Good troubleshooters are becoming rare these days. To some, the idea of working through a problem, finding and then fixing an issue seems like a time consuming, wasteful evolution. More often than not, it is easier to replace the entire assembly with a new one, throwing the old one away. This is especially true with computer components. The other option is to send a module or assembly back to the factory for repair. Truth be told, often that is a good course of action when a fully equipped repair bench is not available. Surface mount technology can be difficult to repair in the field, as can many RF components.
Being able to trouble shoot components and assemblies is still a valuable skill. Finding and identifying trouble is a good skill no matter what it is used for. I find analytical troubleshooting skills to be good life skill to have. I think my in-laws are occasionally amazed when I walk into a situation and point to something and say: There it is, fix that.
Coil burned out on 40 amp RF contactor
Many times, however, there is no smoking gun. Those situations require a bit of investigative work. The first step in troubleshooting is developing a history:
- Has this failed before
- It there is history of failures
- Has it been worked on recently
- Is it new
- Has it been installed properly
- It it old
- Has it been effected by some outside force like lightning or a power surge
This is where good maintenance records or maintenance logs come in handy. Recently, I have found many places that lack any type of maintenance documents, which means the repair history is unknown. This makes it difficult to find a good starting point and can greatly increase the amount of time required to troubleshoot a problem.
Once the pertinent history is gathered, it can be organized and analyzed for clues. For example, if something has been worked on recently, that is a good place to start. If something has a past history of failures, that is a good place to start. Newly installed equipment is subject early failures under warranty due to component failures. Old equipment may just be plumb worn out. Improperly installed equipment can exhibit all kinds of bizarre failure modes. That information coupled with known symptoms would indicate a good starting point for troubleshooting the problem.

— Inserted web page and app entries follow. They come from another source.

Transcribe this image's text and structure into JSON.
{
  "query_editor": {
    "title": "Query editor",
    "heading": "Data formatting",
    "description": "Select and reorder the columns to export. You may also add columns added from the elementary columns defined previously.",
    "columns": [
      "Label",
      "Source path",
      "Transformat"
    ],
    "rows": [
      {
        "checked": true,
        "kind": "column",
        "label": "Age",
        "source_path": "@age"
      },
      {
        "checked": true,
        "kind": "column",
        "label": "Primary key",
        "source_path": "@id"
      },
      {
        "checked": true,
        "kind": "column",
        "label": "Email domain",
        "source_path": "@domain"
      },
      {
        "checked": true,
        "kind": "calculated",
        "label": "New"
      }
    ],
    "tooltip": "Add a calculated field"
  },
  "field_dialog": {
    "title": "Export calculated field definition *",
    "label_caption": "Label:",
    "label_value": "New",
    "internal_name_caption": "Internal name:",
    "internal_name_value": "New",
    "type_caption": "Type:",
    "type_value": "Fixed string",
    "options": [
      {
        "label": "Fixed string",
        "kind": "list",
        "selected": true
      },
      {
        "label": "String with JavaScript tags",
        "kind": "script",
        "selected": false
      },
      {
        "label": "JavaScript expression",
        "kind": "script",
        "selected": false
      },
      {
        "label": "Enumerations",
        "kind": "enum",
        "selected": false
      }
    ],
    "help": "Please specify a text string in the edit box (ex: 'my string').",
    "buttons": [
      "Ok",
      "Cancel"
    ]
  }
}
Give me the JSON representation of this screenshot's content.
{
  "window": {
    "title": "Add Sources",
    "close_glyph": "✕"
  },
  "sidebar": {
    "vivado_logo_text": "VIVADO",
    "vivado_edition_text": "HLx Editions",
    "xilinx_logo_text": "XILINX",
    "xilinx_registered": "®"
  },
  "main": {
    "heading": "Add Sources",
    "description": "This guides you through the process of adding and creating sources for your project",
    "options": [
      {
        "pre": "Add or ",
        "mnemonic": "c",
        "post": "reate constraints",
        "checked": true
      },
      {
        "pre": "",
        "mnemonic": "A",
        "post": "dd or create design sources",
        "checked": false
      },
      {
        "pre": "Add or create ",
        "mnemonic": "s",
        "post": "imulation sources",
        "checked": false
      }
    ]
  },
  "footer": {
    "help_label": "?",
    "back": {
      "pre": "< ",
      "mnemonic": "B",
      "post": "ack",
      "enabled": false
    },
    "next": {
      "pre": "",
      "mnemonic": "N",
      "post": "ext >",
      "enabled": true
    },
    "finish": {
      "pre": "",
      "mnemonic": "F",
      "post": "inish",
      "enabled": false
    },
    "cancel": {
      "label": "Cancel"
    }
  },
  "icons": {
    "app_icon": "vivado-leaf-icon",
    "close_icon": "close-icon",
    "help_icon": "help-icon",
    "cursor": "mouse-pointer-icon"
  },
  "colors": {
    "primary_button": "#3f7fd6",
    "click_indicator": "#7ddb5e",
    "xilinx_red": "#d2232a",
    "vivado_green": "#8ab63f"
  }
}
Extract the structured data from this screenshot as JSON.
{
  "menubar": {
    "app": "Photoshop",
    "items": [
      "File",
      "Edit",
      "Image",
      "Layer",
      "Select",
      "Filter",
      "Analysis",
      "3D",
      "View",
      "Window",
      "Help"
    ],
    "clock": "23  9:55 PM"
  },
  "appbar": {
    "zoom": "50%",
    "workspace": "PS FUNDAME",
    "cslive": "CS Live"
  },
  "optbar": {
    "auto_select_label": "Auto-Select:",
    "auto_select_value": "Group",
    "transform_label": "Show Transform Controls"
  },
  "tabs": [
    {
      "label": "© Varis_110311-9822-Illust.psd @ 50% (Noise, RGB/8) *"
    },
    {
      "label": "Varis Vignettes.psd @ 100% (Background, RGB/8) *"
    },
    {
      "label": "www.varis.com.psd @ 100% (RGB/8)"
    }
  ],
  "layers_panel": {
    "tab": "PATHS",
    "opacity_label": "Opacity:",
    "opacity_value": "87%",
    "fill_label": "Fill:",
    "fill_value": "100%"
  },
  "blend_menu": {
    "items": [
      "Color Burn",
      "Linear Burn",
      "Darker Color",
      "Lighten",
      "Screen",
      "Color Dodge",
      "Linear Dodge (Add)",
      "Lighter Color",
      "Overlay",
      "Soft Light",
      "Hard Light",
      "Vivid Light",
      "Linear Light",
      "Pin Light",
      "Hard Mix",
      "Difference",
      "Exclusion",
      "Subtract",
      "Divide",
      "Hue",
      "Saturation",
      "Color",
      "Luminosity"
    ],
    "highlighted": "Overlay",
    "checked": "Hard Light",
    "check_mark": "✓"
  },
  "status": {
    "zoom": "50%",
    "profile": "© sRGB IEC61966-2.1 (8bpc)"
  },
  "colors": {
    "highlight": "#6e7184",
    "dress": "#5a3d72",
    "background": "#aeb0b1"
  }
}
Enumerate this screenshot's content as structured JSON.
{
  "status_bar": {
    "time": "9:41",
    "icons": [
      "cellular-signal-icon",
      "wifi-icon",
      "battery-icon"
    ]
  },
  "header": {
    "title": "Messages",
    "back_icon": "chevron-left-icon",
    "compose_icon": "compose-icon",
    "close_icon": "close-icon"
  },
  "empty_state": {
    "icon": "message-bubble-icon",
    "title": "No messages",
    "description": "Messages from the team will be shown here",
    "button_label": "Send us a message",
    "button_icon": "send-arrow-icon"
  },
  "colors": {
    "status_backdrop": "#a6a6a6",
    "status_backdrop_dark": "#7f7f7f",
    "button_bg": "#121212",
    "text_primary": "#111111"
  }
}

If no good starting point can be discerned, then the next step is to recreate the failure. This usually means turning the thing back on to see what it does. Chances are good that whatever the problem is, it will still be their. Once a good set of symptoms have been identified, then it is time to start working at one end of the problem unit the fail component is isolated.
Often times, equipment manuals will have troubleshooting guides. These can greatly speed up the process for large, complicated things like transmitters, generators, and so on. There is also the tried and true troubleshooting chart:
Generic transmitter power supply trouble shooting chart
This is an example of a troubleshooting chart for a transmitter power supply. Many equipment manuals will have this type of information in the maintenance sections.
It is also important to note that when working on high voltage systems, it is necessary to have two persons on site at all times.
Good troubleshooting skills have many applications.